[Your task] Would you please repeat the material exactly, from the first line to the last?

[Records for this exercise]
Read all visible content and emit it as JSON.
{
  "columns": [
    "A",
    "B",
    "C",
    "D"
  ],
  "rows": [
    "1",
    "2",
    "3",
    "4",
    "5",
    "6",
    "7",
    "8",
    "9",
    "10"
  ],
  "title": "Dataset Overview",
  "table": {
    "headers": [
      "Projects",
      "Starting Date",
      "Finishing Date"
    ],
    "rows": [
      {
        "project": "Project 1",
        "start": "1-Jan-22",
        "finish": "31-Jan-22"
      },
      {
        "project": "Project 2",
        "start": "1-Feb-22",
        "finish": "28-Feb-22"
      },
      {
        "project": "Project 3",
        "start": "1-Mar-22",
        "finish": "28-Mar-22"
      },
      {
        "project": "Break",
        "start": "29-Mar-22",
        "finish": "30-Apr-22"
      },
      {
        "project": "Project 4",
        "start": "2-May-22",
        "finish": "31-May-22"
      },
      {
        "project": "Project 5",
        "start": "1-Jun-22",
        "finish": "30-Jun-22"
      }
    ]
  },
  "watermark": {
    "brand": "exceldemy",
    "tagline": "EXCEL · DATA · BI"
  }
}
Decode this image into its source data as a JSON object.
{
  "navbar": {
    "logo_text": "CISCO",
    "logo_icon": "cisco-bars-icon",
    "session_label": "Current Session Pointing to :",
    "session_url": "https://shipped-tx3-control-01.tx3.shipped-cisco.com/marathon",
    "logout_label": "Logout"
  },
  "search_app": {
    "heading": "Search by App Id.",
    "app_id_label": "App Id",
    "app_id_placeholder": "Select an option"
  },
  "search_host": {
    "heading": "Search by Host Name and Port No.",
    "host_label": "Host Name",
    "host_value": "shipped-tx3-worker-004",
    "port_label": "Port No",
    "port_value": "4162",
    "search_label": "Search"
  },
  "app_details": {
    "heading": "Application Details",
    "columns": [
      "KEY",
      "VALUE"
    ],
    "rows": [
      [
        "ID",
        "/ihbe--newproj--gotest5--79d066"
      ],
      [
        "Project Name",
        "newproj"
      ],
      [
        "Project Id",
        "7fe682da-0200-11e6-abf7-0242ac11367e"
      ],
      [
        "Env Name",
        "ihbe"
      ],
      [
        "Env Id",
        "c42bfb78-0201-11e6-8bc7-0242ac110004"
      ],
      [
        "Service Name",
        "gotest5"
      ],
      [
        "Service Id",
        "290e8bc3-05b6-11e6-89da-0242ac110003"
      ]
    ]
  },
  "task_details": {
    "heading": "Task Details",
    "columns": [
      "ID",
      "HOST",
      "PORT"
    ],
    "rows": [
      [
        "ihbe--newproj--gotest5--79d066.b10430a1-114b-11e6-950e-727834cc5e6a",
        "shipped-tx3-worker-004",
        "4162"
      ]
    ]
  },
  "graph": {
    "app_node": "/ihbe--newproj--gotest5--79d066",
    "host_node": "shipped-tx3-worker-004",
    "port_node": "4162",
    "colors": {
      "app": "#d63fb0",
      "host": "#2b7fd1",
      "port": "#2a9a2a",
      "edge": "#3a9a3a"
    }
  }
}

[Written answer]
Read all visible content and emit it as JSON.
{
  "columns": [
    "A",
    "B",
    "C",
    "D"
  ],
  "rows": [
    "1",
    "2",
    "3",
    "4",
    "5",
    "6",
    "7",
    "8",
    "9",
    "10"
  ],
  "title": "Dataset Overview",
  "table": {
    "headers": [
      "Projects",
      "Starting Date",
      "Finishing Date"
    ],
    "rows": [
      {
        "project": "Project 1",
        "start": "1-Jan-22",
        "finish": "31-Jan-22"
      },
      {
        "project": "Project 2",
        "start": "1-Feb-22",
        "finish": "28-Feb-22"
      },
      {
        "project": "Project 3",
        "start": "1-Mar-22",
        "finish": "28-Mar-22"
      },
      {
        "project": "Break",
        "start": "29-Mar-22",
        "finish": "30-Apr-22"
      },
      {
        "project": "Project 4",
        "start": "2-May-22",
        "finish": "31-May-22"
      },
      {
        "project": "Project 5",
        "start": "1-Jun-22",
        "finish": "30-Jun-22"
      }
    ]
  },
  "watermark": {
    "brand": "exceldemy",
    "tagline": "EXCEL · DATA · BI"
  }
}
Decode this image into its source data as a JSON object.
{
  "navbar": {
    "logo_text": "CISCO",
    "logo_icon": "cisco-bars-icon",
    "session_label": "Current Session Pointing to :",
    "session_url": "https://shipped-tx3-control-01.tx3.shipped-cisco.com/marathon",
    "logout_label": "Logout"
  },
  "search_app": {
    "heading": "Search by App Id.",
    "app_id_label": "App Id",
    "app_id_placeholder": "Select an option"
  },
  "search_host": {
    "heading": "Search by Host Name and Port No.",
    "host_label": "Host Name",
    "host_value": "shipped-tx3-worker-004",
    "port_label": "Port No",
    "port_value": "4162",
    "search_label": "Search"
  },
  "app_details": {
    "heading": "Application Details",
    "columns": [
      "KEY",
      "VALUE"
    ],
    "rows": [
      [
        "ID",
        "/ihbe--newproj--gotest5--79d066"
      ],
      [
        "Project Name",
        "newproj"
      ],
      [
        "Project Id",
        "7fe682da-0200-11e6-abf7-0242ac11367e"
      ],
      [
        "Env Name",
        "ihbe"
      ],
      [
        "Env Id",
        "c42bfb78-0201-11e6-8bc7-0242ac110004"
      ],
      [
        "Service Name",
        "gotest5"
      ],
      [
        "Service Id",
        "290e8bc3-05b6-11e6-89da-0242ac110003"
      ]
    ]
  },
  "task_details": {
    "heading": "Task Details",
    "columns": [
      "ID",
      "HOST",
      "PORT"
    ],
    "rows": [
      [
        "ihbe--newproj--gotest5--79d066.b10430a1-114b-11e6-950e-727834cc5e6a",
        "shipped-tx3-worker-004",
        "4162"
      ]
    ]
  },
  "graph": {
    "app_node": "/ihbe--newproj--gotest5--79d066",
    "host_node": "shipped-tx3-worker-004",
    "port_node": "4162",
    "colors": {
      "app": "#d63fb0",
      "host": "#2b7fd1",
      "port": "#2a9a2a",
      "edge": "#3a9a3a"
    }
  }
}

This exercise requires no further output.